There are few things in life more satisfying that a good shave. Feeling your baby soft skin is great, but sometimes it doesn’t always work out this way. When not performed properly, wet shaving can create nasty and painful razor burn. It’s the arch enemy of shaving. The painful burning lesions don’t only feel awful but look terrible. However by following a few simple steps this absolute nightmare can be avoided.
Soften the Hair
Just like when getting your haircut at the salon, it’s much easier to cut wet hair then dry hair. The best time to shave is just after taking a bath or shower, when your beard will have been exposed to a lot of steam, making it soft and easy to cut. To maintain the high levels of moisture throughout the shave always use a shaving foam or cream. If you want extra gold stars then you can even use some conditioner on your beard in the shower just to give it that extra level of softness.
It might not sound like a word you normally hear being thrown around the rugby pitch, but exfoliating is a great way to improve your shave. Use a facial scrub or a chemical exfoliant to remove dead layers of skin and draw out those annoying ingrown hairs that spoil a clean shave. You’ll be amazed at how fresh you feel afterwards, and how much less of a razor burn you’d get.
Turn Back the Clocks
When you are lathering up with the shaving foam or cream that we mentioned earlier, try and do so with an older school badger brush — the type that you would find in any barbers worth its salt. The badger brush may make you think of your Grandad, but it’s with good reason they have been around for so long, they are the best way to get the shaving cream up under every little hair, making them much easier to remove afterwards.
Pick the Right Razor
I know you see ad after ad telling you how many blades is optimal for a razor. First two, then three, then 500, but in all honesty you don’t really need more than one. I mean, once you’ve cut the hair, you’ve cut the hair. If you’re somebody who is finding your skin irritated after each shave then it might be because of the razor overkill – too many blades being drawn across the skin, messing it up.
…and Look After It

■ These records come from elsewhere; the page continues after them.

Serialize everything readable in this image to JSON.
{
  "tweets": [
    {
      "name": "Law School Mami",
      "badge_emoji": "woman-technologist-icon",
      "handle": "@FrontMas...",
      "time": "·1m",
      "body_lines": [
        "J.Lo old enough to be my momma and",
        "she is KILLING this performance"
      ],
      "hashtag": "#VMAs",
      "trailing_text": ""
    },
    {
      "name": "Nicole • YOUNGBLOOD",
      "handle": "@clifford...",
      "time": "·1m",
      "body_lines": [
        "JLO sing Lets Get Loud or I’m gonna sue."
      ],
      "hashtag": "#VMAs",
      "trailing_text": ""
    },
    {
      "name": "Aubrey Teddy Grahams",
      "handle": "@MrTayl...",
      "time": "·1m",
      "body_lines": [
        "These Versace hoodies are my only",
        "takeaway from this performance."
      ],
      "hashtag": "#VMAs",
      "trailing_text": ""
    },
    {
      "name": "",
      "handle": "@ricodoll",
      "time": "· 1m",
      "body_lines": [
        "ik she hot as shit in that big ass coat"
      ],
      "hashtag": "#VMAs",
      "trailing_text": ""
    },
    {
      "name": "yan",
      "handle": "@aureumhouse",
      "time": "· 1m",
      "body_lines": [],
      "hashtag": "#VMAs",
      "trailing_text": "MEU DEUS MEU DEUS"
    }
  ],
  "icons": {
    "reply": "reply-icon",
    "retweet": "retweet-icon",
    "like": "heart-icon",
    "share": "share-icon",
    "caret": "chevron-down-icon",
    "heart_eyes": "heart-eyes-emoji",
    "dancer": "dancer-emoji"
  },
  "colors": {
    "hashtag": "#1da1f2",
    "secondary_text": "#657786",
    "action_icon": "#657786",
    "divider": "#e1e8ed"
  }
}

Once you’ve found your new toy, make sure you look after it by drying it off at the end of every shave — this will keep it from blunting and result in a much better shave. It’s also best to keep it sterile to avoid infection in the (albeit now hopefully much less likely) chance you cut yourself. Try cleaning it with alcohol.
Shave With the Grain
This must be the first thing that all barbers learn, just like how a Swedish masseuse learns to direct their work towards the heart. It might be tempting to shave against the grain, but just because you can hear a louder scratching noise, don’t think that a deeper shave is being achieved! Going against the grain is likely to cause intense irritation, ingrown hairs, a bad razor burn and a very unhappy you. Go with the grain, and your chances of burn are reduced hundred fold.
Last But Not Least
Rinse your face off with nice cold water when you’re finished. The cold water helps to close your pores up and reduces the chance that you will develop ingrown hairs. It also helps to wake you up if this shave is happening at ungodly o’clock. Then apply a little face balm or moisturiser to soothe the skin, I mean, you’ve just finished pulling sharp metal across it, so no matter how careful you’ve been, it’s going to be a little unhappy with you. Try something with aloe vera.